In Kyrgyzstan, Chinghiz Aitmatov’s novella Jamilia is taught at an early enough age that everyone knows it. It’s beyond a text, then, and more a national mirror, waiting in one’s memory for lifelong projections and interpretations—perhaps even more than the figures known through Madame Bovary, Anna Karenina, Sunset Song, or Anne of Green Gables.
The novella, as one woman sketches in a deadpan handful of sentences, is exceptional, because it’s about a woman’s self-determination. Aminatou Echard’s experimental non-fiction adaptation of the work (let’s call it that for starters) shows how the work today reverberates, opens up the political imagination, is used as both a gateway to disillusionment and sustenance for women who know it—and does so without ever pushing the story across in a forceful way.
Instead, Echard simply respects each person’s time: voiceover, field recordings, and Super-8 images are her medium, and it’s safe to say they combine to make Jamilia a film that covers a lot of ground without ever uprooting from a position of focused patience.

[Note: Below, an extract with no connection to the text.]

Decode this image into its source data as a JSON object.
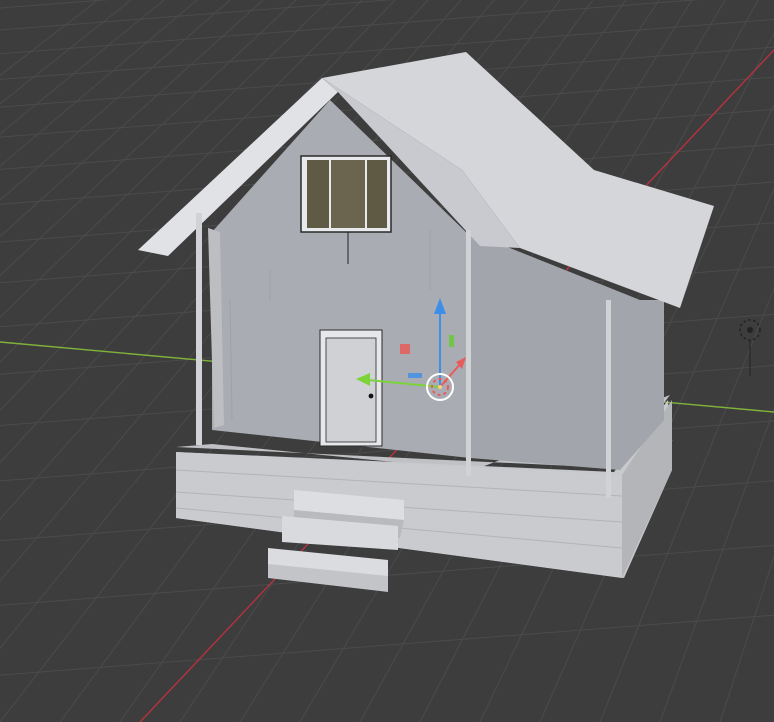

None of the women Echard meets speaks of feminist theorists, but all of them work to break it down: how fictions and their own stories have been created, and what they’re doing to shape them for the next generation. You could call it a film about the development of wisdom.